    I’ve been working away madly in the evenings making loft beds for my boys that I’ll install on Christmas Eve with their new (to them) desks. I’m not sure how’s going to be more excited. I love an excuse to do something like that and I fully enjoy where I can celebrate the greatest gift ever given and my family and friends. Christmas Eve also happened to be the day that I accepted Christ so for me it holds even more meaning. I don’t mean to disparage your choices but I don’t think there’s anything wrong with giving.
    Paul @ Fiscalgeek´s last post ..45 Days to Debt Freedom How We’ll Raise $8572.91

    • says

      I agree. There isn’t anything wrong with giving as long as the gift some how enriches both the life of the recipient and the giver.

      I don’t give gifts begrudgingly. If the giving isn’t cheerful, I won’t do it. There came a point in my life where I felt I could no longer waste the resources given me on people who already have so much. It just doesn’t sit right with me when others are suffering.

      Everyone has a birthday. If I chose to do so, I could buy them a gift then. However, Christmas isn’t about giving presents to anyone other than Christ to me. If I had children, it’s quite likely I’d give them gifts simply because they probably wouldn’t be able to fully appreciate the position I’ve taken.

      Now I don’t have any research to support this theory, but I think people are more likely to give gifts that aren’t as meaningful on Christmas because they have so many people to think of in a relatively, albeit self inflicted, short period of time.
      Shawanda´s last post ..The Last 5 Questions to Ask Yourself Before Buying Anything

  12. says

    Shawanda, thank you so much for posting this – I’ve come back to it a few times over the past few days. It’s been a topic that’s been nagging at me for many years.

    Much like most of us, none of my family is in need, or, really, wants for anything (to the point of ridiculousness, in my opinion!). This year, my husband and I decided to donate to various charities in the names of each of my siblings’ kids, with a small, token gift from us for them to open. I also asked them, if they felt the need to give us a gift, to respond in kind, i.e., donations to a food bank or other local charity. We also don’t need any more “stuff” – not really.

    We shall see.

  13. says

    I’m with Paul on this one…I love buying gifts for my family. I enjoy thinking of gifts that will mean something to them and that they will love getting. Some of our gifts are for the whole family to enjoy, such as puzzles of the places we’ve been to this year, and games that we will all enjoy.

    And I enjoy buying gifts for charitable organizations – especially the ones where kids can request a gift that they really want. I love to think of the joy these kids will have when they open their gifts.

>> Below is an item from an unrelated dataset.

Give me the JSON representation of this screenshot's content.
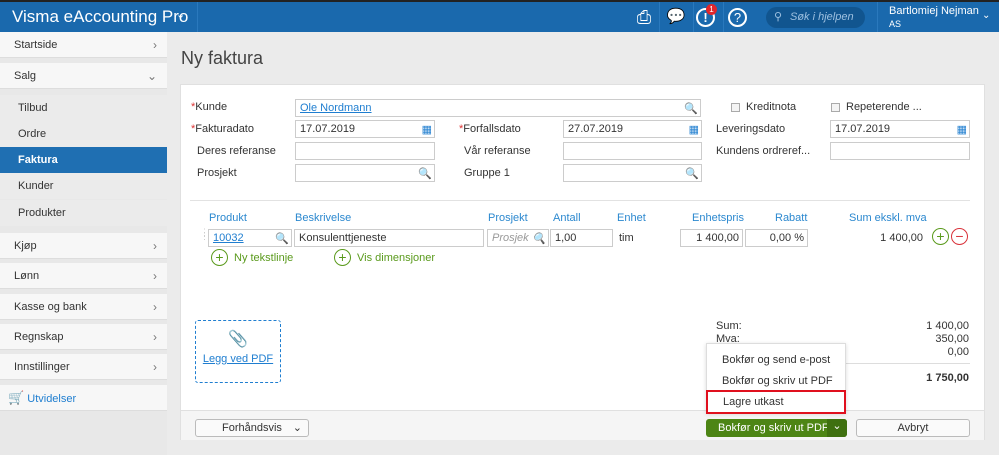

    But I am trying to cut out the extra, meaningless gifts – both as a way to save money and cut down on clutter.

Previous Post:
Next Post: